Working with a mouse in Adobe Illustrator is not my preferred method of working; I much prefer my Wacom tablet. I also did not have access to my scanner, so I wasn’t able to sketch the concept out first and then trace it in Illustrator, which is a much better way of working. Thus, this first concept is rather rigid and doesn’t realize the concept that way I wanted. Feedback from the marketing director was that the vines weren’t imposing enough, which is completely true.
Once I was back in town and able to finally sketch this idea out by hand, I came up with the idea of the vines not only taking over the pillar, but becoming the pillar by mimicking its shape (see above). This is a great idea conceptually, but it just doesn’t work visually. I realized this after creating another poster version. I also in this phase realized that the common image of vines completely overrunning a structure is much, much more complicated than I could pull of using the minimal style I’d chosen for the series. I needed something that communicated the idea simply: an icon, not an illustration.
Which led me to the final piece. The vines have an elegance to them born of simplicity, while the column is definitely about to crumble. I also worked in a subtle outline of a female form in the shape of the vines, just for my own fun. Finally, when the concern was raised that the black background was too dark and foreboding, I divided the image into three color planes. As you will see, this was a serendipitous decision. This, the first play of the season and the one with the most violence, is separated into three color planes. The second, which has less discord, has only two. The final play of the season, which is about reconciliation, features only one.

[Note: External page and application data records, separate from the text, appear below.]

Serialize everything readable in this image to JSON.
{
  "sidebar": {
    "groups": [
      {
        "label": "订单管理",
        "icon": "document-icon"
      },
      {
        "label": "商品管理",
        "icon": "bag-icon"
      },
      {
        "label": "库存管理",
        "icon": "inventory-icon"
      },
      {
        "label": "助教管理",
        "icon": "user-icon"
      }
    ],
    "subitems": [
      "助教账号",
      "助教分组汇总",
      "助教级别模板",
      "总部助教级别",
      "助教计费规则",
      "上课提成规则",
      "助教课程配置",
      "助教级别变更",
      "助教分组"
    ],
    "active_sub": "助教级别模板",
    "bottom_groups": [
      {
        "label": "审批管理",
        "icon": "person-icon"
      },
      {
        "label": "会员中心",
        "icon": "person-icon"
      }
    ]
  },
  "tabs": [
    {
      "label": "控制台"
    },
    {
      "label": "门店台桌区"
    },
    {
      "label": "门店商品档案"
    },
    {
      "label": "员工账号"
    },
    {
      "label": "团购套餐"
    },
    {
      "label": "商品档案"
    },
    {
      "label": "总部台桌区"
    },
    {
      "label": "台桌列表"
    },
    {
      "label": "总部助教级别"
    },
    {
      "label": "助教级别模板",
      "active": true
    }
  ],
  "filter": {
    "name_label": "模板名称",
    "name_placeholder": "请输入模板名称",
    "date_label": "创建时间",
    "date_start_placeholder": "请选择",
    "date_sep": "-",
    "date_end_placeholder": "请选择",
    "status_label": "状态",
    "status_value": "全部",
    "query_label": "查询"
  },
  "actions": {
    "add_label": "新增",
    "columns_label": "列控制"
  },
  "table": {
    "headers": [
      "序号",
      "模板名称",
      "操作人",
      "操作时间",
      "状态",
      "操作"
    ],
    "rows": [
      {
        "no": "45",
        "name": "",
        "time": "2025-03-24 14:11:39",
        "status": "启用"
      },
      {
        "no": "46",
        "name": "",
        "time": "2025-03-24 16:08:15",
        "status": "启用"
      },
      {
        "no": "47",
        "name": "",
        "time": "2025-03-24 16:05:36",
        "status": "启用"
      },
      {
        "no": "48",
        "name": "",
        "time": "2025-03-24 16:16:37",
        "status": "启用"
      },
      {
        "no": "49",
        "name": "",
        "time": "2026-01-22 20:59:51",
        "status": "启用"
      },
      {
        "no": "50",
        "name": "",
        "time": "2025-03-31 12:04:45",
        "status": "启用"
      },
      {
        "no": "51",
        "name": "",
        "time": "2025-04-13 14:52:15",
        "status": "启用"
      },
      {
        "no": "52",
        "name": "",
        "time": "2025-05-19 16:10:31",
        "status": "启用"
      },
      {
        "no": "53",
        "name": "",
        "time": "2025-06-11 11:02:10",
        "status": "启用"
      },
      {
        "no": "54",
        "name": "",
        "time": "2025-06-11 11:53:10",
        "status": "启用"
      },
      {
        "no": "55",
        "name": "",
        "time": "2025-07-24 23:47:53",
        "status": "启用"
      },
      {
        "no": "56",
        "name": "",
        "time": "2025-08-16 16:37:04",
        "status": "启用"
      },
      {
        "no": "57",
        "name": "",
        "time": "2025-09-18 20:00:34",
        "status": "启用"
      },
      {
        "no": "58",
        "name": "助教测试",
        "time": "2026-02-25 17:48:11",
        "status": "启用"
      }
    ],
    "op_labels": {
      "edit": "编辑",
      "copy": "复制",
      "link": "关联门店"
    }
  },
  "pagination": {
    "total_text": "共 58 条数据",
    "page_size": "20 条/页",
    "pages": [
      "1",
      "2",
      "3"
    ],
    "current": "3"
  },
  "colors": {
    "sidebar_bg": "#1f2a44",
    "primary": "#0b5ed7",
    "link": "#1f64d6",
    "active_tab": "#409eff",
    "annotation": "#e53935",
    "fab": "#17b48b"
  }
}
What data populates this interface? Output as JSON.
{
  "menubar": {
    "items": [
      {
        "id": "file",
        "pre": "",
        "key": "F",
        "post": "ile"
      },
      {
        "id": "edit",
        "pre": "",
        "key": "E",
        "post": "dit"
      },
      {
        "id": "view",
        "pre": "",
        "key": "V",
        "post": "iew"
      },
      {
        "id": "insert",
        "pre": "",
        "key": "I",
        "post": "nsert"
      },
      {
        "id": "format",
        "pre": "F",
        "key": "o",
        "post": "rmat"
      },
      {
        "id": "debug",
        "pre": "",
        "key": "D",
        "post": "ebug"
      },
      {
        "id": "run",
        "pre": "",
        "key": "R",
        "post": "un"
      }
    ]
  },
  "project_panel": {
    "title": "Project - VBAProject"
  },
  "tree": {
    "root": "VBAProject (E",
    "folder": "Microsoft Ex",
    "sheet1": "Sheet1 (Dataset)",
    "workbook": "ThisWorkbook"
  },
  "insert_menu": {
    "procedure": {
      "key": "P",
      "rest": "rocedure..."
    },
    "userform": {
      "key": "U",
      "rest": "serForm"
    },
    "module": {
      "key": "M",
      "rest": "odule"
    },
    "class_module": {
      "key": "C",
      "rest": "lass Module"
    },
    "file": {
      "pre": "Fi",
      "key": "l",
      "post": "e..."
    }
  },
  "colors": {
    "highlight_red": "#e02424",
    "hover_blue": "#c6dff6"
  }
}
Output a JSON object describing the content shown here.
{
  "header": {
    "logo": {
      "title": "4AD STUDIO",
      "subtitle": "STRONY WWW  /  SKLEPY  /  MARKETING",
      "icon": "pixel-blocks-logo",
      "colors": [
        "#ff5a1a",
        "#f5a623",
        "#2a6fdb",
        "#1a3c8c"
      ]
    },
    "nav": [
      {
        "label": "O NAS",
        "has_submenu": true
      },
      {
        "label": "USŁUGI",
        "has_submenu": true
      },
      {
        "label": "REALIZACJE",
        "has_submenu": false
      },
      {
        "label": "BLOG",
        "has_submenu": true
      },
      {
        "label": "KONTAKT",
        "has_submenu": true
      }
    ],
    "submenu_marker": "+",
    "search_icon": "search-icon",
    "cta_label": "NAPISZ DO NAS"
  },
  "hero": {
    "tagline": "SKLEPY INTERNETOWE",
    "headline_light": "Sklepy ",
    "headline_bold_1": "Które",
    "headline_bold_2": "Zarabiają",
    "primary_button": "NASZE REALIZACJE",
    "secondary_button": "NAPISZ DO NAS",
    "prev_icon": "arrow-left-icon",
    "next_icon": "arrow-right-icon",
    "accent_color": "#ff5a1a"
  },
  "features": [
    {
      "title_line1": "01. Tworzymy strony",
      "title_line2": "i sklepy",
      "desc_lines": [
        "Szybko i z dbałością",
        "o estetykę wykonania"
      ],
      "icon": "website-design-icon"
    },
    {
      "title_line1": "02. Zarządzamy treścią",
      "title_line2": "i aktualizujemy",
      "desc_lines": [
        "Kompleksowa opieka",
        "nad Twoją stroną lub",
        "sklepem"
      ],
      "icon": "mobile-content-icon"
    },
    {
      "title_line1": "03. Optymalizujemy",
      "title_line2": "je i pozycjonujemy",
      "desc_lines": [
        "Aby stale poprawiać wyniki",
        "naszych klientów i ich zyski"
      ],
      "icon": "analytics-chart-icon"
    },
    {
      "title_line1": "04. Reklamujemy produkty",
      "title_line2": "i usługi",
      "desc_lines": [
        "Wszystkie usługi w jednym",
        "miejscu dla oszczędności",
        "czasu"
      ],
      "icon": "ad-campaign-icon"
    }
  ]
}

So that was my process for this piece. A much longer and more difficult process than most project I take on, but ultimately one with a successful resolution. Next week I’ll introduce you to the final two images of the season, which I feel are even better than this one.